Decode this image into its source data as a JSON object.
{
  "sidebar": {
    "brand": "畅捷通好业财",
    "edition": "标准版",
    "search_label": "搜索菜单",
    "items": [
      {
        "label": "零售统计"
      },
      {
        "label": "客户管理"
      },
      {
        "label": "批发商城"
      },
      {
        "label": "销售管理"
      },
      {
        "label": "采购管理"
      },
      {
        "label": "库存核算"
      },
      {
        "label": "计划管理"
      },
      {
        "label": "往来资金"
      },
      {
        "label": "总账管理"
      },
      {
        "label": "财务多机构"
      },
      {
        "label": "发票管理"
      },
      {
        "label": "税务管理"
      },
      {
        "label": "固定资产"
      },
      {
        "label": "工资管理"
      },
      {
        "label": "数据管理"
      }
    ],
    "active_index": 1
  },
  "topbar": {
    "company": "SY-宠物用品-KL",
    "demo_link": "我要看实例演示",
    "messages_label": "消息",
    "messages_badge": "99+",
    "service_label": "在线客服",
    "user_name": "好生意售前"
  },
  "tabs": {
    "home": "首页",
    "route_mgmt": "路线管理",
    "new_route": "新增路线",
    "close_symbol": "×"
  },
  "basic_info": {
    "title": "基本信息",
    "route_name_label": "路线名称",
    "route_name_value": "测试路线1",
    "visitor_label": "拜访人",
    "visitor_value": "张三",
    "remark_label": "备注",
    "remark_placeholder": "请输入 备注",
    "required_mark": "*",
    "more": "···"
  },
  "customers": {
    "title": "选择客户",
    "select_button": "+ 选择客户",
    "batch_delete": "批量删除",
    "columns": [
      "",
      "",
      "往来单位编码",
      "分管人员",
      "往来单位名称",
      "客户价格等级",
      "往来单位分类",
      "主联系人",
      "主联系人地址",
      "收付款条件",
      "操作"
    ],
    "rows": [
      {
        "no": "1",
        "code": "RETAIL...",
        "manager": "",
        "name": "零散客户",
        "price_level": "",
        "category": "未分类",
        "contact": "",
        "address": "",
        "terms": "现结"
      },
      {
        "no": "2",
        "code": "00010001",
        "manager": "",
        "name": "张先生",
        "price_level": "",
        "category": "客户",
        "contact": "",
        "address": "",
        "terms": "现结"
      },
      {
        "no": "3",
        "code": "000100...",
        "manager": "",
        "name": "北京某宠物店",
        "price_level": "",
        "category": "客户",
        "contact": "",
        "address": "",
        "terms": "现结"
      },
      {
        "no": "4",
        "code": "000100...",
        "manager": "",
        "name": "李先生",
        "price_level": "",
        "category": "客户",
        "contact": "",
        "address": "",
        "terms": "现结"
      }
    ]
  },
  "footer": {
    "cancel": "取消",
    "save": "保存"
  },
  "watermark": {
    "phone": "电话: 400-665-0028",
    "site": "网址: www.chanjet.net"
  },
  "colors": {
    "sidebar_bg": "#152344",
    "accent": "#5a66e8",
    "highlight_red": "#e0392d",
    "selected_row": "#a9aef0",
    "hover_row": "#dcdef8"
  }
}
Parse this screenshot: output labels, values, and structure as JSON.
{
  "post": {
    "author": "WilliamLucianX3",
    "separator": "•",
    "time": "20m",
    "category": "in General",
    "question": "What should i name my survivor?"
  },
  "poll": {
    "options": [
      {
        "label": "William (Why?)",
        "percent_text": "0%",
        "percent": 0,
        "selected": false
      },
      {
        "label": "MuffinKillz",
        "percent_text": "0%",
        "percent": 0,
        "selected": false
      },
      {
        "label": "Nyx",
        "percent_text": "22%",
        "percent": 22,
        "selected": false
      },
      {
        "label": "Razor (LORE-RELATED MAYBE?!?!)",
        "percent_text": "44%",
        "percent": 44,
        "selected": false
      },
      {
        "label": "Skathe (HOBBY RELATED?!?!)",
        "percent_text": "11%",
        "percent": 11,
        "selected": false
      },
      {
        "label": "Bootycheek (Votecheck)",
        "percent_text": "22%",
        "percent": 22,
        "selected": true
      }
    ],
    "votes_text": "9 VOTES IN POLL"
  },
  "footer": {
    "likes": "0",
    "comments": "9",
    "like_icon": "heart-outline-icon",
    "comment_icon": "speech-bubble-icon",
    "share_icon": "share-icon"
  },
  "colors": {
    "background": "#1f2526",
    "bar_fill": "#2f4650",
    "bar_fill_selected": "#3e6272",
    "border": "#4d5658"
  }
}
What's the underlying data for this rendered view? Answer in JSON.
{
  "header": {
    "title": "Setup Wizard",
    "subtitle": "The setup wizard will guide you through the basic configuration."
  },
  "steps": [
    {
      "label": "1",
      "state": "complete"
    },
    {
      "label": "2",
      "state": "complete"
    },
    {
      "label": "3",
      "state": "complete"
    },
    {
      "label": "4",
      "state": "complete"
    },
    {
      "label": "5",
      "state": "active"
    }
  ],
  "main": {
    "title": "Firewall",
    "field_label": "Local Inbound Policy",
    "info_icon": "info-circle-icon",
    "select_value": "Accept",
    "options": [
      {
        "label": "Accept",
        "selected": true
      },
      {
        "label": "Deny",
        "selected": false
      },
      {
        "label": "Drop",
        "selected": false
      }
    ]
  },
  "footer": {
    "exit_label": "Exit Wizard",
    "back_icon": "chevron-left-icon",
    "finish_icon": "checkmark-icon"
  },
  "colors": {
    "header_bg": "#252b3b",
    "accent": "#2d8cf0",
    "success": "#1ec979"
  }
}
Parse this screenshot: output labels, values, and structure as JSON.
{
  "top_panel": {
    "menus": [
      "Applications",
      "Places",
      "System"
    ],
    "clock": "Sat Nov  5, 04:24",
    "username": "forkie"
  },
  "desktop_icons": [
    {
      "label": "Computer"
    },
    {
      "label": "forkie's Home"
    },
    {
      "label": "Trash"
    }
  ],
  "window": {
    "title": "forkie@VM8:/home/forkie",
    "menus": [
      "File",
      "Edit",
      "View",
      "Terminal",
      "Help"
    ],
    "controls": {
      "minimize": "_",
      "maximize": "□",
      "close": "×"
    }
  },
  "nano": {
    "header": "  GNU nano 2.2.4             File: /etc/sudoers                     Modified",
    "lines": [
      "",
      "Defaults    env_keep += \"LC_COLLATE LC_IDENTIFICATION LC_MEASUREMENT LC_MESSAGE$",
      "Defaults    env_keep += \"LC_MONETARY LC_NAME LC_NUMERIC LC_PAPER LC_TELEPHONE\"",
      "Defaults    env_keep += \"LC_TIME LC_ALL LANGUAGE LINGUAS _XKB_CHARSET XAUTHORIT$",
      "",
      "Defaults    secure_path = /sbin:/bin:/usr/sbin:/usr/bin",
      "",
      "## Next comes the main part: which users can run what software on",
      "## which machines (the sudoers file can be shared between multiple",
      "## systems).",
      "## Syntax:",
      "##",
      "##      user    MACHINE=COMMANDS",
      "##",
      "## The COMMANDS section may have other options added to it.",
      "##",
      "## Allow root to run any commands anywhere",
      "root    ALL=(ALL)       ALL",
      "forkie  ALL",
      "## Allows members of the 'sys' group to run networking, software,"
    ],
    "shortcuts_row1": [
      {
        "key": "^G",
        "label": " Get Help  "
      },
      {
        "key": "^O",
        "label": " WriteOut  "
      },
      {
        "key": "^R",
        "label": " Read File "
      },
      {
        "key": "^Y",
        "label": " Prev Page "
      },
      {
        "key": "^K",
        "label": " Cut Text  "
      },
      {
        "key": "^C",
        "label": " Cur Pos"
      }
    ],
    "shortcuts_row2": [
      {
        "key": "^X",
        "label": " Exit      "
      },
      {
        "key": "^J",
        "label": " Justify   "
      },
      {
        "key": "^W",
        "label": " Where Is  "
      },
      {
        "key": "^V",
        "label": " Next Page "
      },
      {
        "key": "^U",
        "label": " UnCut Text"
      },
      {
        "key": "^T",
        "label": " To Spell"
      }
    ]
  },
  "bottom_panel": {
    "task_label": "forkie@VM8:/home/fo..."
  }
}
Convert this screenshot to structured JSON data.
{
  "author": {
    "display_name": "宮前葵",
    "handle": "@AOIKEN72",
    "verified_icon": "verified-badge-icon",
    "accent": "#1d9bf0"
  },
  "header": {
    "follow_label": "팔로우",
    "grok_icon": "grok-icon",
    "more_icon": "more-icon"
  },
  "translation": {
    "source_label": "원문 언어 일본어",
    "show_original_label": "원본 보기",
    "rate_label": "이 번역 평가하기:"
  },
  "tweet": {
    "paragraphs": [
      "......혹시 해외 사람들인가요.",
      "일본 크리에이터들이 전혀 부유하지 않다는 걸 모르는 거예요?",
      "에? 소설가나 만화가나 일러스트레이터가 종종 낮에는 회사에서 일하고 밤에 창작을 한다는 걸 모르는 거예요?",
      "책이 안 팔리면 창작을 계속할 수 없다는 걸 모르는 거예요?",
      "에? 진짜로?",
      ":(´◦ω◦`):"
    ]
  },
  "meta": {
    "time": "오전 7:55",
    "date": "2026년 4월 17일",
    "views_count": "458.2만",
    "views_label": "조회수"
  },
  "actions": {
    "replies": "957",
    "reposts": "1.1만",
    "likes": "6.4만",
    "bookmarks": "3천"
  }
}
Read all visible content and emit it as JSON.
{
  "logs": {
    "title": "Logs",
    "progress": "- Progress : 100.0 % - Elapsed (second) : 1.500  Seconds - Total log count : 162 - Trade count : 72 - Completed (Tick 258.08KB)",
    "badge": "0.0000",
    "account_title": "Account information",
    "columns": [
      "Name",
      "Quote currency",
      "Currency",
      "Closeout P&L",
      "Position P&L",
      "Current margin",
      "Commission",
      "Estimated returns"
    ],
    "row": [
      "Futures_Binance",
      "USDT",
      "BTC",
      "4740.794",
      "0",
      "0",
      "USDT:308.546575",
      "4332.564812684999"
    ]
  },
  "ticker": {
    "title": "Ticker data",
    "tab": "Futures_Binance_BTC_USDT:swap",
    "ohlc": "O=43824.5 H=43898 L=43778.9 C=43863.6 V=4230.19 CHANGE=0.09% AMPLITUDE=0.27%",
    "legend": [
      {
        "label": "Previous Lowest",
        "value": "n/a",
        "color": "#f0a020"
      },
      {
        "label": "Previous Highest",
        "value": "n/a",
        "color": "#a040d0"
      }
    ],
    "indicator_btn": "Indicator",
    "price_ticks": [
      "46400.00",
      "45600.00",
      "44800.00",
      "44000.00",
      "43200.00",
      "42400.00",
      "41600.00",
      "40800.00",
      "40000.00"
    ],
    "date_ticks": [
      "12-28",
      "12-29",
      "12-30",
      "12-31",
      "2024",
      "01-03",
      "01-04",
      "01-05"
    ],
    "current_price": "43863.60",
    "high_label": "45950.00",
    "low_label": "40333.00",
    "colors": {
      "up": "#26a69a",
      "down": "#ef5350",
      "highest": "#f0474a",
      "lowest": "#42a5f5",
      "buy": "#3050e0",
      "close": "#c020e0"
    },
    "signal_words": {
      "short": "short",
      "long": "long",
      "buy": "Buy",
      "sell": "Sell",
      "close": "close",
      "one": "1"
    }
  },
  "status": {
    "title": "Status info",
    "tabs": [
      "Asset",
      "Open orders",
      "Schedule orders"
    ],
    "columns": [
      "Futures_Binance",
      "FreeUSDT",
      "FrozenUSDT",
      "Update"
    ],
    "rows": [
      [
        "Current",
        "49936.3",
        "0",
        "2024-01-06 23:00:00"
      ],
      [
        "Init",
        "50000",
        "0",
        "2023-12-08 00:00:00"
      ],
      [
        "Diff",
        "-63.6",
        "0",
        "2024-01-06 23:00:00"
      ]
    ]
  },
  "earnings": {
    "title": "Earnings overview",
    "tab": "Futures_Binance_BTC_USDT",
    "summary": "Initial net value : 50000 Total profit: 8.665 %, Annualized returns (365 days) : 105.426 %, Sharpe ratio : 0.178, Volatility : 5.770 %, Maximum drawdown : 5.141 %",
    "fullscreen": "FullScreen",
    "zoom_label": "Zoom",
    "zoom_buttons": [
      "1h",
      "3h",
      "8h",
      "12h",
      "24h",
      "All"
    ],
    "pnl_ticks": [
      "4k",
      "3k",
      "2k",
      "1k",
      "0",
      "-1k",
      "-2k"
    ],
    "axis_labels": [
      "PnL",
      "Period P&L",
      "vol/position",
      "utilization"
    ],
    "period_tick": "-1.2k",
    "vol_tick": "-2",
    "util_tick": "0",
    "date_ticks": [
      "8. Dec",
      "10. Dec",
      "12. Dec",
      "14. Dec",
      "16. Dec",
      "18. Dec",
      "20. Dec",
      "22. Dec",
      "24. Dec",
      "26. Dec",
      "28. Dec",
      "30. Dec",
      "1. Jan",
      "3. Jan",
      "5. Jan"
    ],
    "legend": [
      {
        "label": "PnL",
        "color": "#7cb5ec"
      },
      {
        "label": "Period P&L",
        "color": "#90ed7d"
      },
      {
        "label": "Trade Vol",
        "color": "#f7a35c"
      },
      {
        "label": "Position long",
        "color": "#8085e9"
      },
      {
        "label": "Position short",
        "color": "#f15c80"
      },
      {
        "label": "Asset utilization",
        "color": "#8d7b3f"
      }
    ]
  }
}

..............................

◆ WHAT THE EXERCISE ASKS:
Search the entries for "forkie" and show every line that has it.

◆ ANSWER FOR THIS EXERCISE:
    "username": "forkie"
      "label": "forkie's Home"
    "title": "forkie@VM8:/home/forkie",
      "forkie  ALL",
    "task_label": "forkie@VM8:/home/fo..."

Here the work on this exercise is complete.